Where does the word "Google" appear in the entries below? Copy each line that holds it.

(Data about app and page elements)
┌──

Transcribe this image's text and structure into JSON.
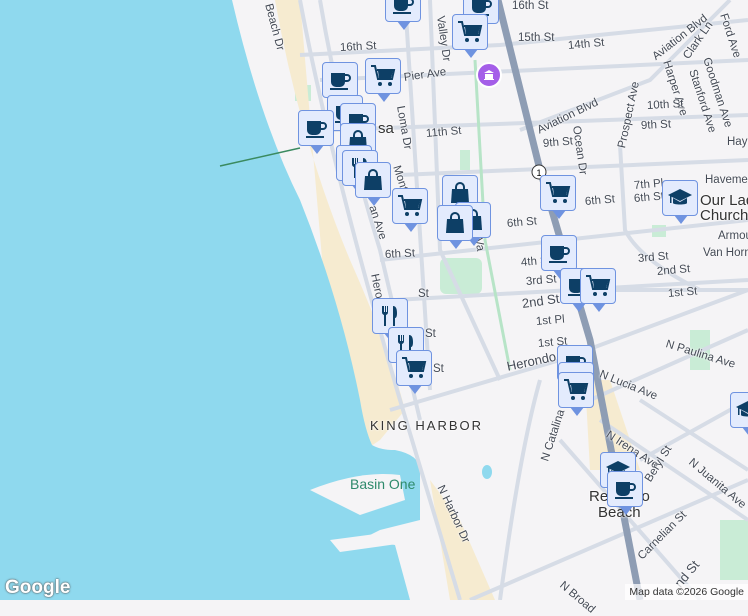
{
  "map": {
    "colors": {
      "water": "#8fd9ee",
      "land": "#f5f4f6",
      "sand": "#f6ebd0",
      "road": "#d6dce6",
      "highway": "#8e9db4",
      "park": "#c9ecd6",
      "marker_bg": "#e3ebfd",
      "marker_border": "#6f93e0",
      "icon": "#0d3f66",
      "museum": "#a45ee8"
    },
    "place_labels": {
      "hermosa": "sa",
      "king_harbor": "KING HARBOR",
      "basin_one": "Basin One",
      "redondo": "Redondo",
      "redondo2": "Beach",
      "church1": "Our Lad",
      "church2": "Church"
    },
    "streets": [
      "Beach Dr",
      "16th St",
      "16th St",
      "15th St",
      "14th St",
      "Pier Ave",
      "Loma Dr",
      "Valley Dr",
      "11th St",
      "Aviation Blvd",
      "Aviation Blvd",
      "Prospect Ave",
      "Harper Ave",
      "Clark Ln",
      "Stanford Ave",
      "Goodman Ave",
      "Ford Ave",
      "10th St",
      "9th St",
      "9th St",
      "Ocean Dr",
      "Hayn",
      "Havemey",
      "7th Pl",
      "6th St",
      "6th St",
      "6th St",
      "6th St",
      "Monte",
      "an Ave",
      "Armou",
      "Van Horn",
      "4th St",
      "3rd St",
      "3rd St",
      "2nd St",
      "2nd St",
      "1st St",
      "1st Pl",
      "1st St",
      "Herondo",
      "Herondo St",
      "N Paulina Ave",
      "N Lucia Ave",
      "N Irena Ave",
      "N Catalina",
      "Beryl St",
      "N Juanita Ave",
      "N Harbor Dr",
      "Carnelian St",
      "N Broad",
      "nd St",
      "St",
      "St",
      "St",
      "Va"
    ],
    "highway_shield": "1",
    "markers": [
      "coffee",
      "coffee",
      "cart",
      "coffee",
      "cart",
      "coffee",
      "coffee",
      "coffee",
      "bag",
      "restaurant",
      "restaurant",
      "bag",
      "cart",
      "bag",
      "bag",
      "bag",
      "cart",
      "coffee",
      "coffee",
      "cart",
      "education",
      "restaurant",
      "restaurant",
      "cart",
      "coffee",
      "coffee",
      "cart",
      "education",
      "education",
      "coffee"
    ],
    "logo": "Google",
    "attribution": "Map data ©2026 Google"
  }
}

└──

▶ _EXERCISE ANSWER_
    "logo": "Google",
    "attribution": "Map data ©2026 Google"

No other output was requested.